INSTRUCTIONS FOR THE TASK |
Reproduce each of the following records without any deviation.

DATASET ENTRIES |

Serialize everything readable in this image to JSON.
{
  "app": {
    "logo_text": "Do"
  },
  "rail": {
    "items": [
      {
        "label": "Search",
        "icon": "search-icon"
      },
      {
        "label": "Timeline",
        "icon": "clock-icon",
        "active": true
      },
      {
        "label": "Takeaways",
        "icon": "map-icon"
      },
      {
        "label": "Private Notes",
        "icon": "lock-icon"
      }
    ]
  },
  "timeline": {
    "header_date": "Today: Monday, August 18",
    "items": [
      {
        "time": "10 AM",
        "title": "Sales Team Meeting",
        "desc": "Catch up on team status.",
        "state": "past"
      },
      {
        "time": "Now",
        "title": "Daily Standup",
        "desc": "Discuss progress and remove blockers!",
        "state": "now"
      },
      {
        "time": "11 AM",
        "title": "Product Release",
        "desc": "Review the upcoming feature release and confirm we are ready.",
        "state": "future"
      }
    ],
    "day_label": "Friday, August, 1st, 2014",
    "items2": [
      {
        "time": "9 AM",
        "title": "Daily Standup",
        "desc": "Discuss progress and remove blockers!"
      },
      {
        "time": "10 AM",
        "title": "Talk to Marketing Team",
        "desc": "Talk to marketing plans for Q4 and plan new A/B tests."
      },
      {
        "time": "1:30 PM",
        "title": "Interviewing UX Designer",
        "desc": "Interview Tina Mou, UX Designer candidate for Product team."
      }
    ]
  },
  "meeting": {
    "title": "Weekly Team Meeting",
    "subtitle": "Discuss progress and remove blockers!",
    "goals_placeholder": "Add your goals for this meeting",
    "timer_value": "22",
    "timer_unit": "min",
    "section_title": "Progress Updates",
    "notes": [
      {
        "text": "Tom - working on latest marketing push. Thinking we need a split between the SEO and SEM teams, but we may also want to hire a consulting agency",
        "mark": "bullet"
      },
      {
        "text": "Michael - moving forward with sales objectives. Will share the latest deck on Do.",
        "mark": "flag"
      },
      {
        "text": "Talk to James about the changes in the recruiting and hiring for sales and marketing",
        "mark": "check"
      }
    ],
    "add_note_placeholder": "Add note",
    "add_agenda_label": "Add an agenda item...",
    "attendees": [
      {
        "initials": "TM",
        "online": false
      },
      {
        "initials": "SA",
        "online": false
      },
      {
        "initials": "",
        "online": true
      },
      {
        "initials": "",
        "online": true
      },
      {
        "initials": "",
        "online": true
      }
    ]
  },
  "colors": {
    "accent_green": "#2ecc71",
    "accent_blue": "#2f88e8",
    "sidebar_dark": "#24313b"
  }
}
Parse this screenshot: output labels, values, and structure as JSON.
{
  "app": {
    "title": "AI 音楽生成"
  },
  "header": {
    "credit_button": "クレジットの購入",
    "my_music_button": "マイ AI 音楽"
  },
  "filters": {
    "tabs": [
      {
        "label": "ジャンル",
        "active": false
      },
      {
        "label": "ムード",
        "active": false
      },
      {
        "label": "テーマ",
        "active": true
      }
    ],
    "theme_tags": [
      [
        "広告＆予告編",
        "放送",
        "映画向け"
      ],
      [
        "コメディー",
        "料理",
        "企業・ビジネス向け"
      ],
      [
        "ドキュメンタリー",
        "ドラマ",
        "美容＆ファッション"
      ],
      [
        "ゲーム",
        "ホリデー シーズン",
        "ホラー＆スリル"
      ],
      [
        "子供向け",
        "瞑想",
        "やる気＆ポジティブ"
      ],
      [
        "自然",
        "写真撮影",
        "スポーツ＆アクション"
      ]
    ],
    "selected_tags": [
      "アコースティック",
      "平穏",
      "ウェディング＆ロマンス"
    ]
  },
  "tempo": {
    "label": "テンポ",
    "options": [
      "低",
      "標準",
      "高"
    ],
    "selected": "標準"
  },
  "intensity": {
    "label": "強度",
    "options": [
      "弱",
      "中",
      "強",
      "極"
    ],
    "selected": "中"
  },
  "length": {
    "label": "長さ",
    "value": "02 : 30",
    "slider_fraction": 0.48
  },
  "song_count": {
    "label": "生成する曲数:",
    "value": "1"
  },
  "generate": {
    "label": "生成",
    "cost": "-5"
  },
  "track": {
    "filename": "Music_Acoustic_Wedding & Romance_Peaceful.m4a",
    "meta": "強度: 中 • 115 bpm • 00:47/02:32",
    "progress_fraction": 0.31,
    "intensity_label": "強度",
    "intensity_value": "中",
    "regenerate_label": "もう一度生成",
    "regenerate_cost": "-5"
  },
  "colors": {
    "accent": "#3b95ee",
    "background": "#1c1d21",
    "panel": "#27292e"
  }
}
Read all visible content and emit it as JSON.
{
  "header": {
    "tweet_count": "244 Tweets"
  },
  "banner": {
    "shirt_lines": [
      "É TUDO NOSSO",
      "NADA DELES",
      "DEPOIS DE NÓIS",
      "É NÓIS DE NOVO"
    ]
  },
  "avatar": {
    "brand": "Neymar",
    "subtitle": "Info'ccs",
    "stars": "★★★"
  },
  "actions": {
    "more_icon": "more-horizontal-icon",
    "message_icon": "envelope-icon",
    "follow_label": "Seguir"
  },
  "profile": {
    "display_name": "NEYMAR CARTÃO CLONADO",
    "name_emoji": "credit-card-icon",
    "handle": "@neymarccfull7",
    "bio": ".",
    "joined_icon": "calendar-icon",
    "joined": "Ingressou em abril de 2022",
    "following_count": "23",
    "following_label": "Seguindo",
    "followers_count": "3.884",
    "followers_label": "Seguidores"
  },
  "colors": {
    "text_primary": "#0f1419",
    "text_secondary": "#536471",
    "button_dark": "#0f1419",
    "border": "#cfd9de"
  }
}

TASK RESPONSE |
Serialize everything readable in this image to JSON.
{
  "app": {
    "logo_text": "Do"
  },
  "rail": {
    "items": [
      {
        "label": "Search",
        "icon": "search-icon"
      },
      {
        "label": "Timeline",
        "icon": "clock-icon",
        "active": true
      },
      {
        "label": "Takeaways",
        "icon": "map-icon"
      },
      {
        "label": "Private Notes",
        "icon": "lock-icon"
      }
    ]
  },
  "timeline": {
    "header_date": "Today: Monday, August 18",
    "items": [
      {
        "time": "10 AM",
        "title": "Sales Team Meeting",
        "desc": "Catch up on team status.",
        "state": "past"
      },
      {
        "time": "Now",
        "title": "Daily Standup",
        "desc": "Discuss progress and remove blockers!",
        "state": "now"
      },
      {
        "time": "11 AM",
        "title": "Product Release",
        "desc": "Review the upcoming feature release and confirm we are ready.",
        "state": "future"
      }
    ],
    "day_label": "Friday, August, 1st, 2014",
    "items2": [
      {
        "time": "9 AM",
        "title": "Daily Standup",
        "desc": "Discuss progress and remove blockers!"
      },
      {
        "time": "10 AM",
        "title": "Talk to Marketing Team",
        "desc": "Talk to marketing plans for Q4 and plan new A/B tests."
      },
      {
        "time": "1:30 PM",
        "title": "Interviewing UX Designer",
        "desc": "Interview Tina Mou, UX Designer candidate for Product team."
      }
    ]
  },
  "meeting": {
    "title": "Weekly Team Meeting",
    "subtitle": "Discuss progress and remove blockers!",
    "goals_placeholder": "Add your goals for this meeting",
    "timer_value": "22",
    "timer_unit": "min",
    "section_title": "Progress Updates",
    "notes": [
      {
        "text": "Tom - working on latest marketing push. Thinking we need a split between the SEO and SEM teams, but we may also want to hire a consulting agency",
        "mark": "bullet"
      },
      {
        "text": "Michael - moving forward with sales objectives. Will share the latest deck on Do.",
        "mark": "flag"
      },
      {
        "text": "Talk to James about the changes in the recruiting and hiring for sales and marketing",
        "mark": "check"
      }
    ],
    "add_note_placeholder": "Add note",
    "add_agenda_label": "Add an agenda item...",
    "attendees": [
      {
        "initials": "TM",
        "online": false
      },
      {
        "initials": "SA",
        "online": false
      },
      {
        "initials": "",
        "online": true
      },
      {
        "initials": "",
        "online": true
      },
      {
        "initials": "",
        "online": true
      }
    ]
  },
  "colors": {
    "accent_green": "#2ecc71",
    "accent_blue": "#2f88e8",
    "sidebar_dark": "#24313b"
  }
}
Parse this screenshot: output labels, values, and structure as JSON.
{
  "app": {
    "title": "AI 音楽生成"
  },
  "header": {
    "credit_button": "クレジットの購入",
    "my_music_button": "マイ AI 音楽"
  },
  "filters": {
    "tabs": [
      {
        "label": "ジャンル",
        "active": false
      },
      {
        "label": "ムード",
        "active": false
      },
      {
        "label": "テーマ",
        "active": true
      }
    ],
    "theme_tags": [
      [
        "広告＆予告編",
        "放送",
        "映画向け"
      ],
      [
        "コメディー",
        "料理",
        "企業・ビジネス向け"
      ],
      [
        "ドキュメンタリー",
        "ドラマ",
        "美容＆ファッション"
      ],
      [
        "ゲーム",
        "ホリデー シーズン",
        "ホラー＆スリル"
      ],
      [
        "子供向け",
        "瞑想",
        "やる気＆ポジティブ"
      ],
      [
        "自然",
        "写真撮影",
        "スポーツ＆アクション"
      ]
    ],
    "selected_tags": [
      "アコースティック",
      "平穏",
      "ウェディング＆ロマンス"
    ]
  },
  "tempo": {
    "label": "テンポ",
    "options": [
      "低",
      "標準",
      "高"
    ],
    "selected": "標準"
  },
  "intensity": {
    "label": "強度",
    "options": [
      "弱",
      "中",
      "強",
      "極"
    ],
    "selected": "中"
  },
  "length": {
    "label": "長さ",
    "value": "02 : 30",
    "slider_fraction": 0.48
  },
  "song_count": {
    "label": "生成する曲数:",
    "value": "1"
  },
  "generate": {
    "label": "生成",
    "cost": "-5"
  },
  "track": {
    "filename": "Music_Acoustic_Wedding & Romance_Peaceful.m4a",
    "meta": "強度: 中 • 115 bpm • 00:47/02:32",
    "progress_fraction": 0.31,
    "intensity_label": "強度",
    "intensity_value": "中",
    "regenerate_label": "もう一度生成",
    "regenerate_cost": "-5"
  },
  "colors": {
    "accent": "#3b95ee",
    "background": "#1c1d21",
    "panel": "#27292e"
  }
}
Read all visible content and emit it as JSON.
{
  "header": {
    "tweet_count": "244 Tweets"
  },
  "banner": {
    "shirt_lines": [
      "É TUDO NOSSO",
      "NADA DELES",
      "DEPOIS DE NÓIS",
      "É NÓIS DE NOVO"
    ]
  },
  "avatar": {
    "brand": "Neymar",
    "subtitle": "Info'ccs",
    "stars": "★★★"
  },
  "actions": {
    "more_icon": "more-horizontal-icon",
    "message_icon": "envelope-icon",
    "follow_label": "Seguir"
  },
  "profile": {
    "display_name": "NEYMAR CARTÃO CLONADO",
    "name_emoji": "credit-card-icon",
    "handle": "@neymarccfull7",
    "bio": ".",
    "joined_icon": "calendar-icon",
    "joined": "Ingressou em abril de 2022",
    "following_count": "23",
    "following_label": "Seguindo",
    "followers_count": "3.884",
    "followers_label": "Seguidores"
  },
  "colors": {
    "text_primary": "#0f1419",
    "text_secondary": "#536471",
    "button_dark": "#0f1419",
    "border": "#cfd9de"
  }
}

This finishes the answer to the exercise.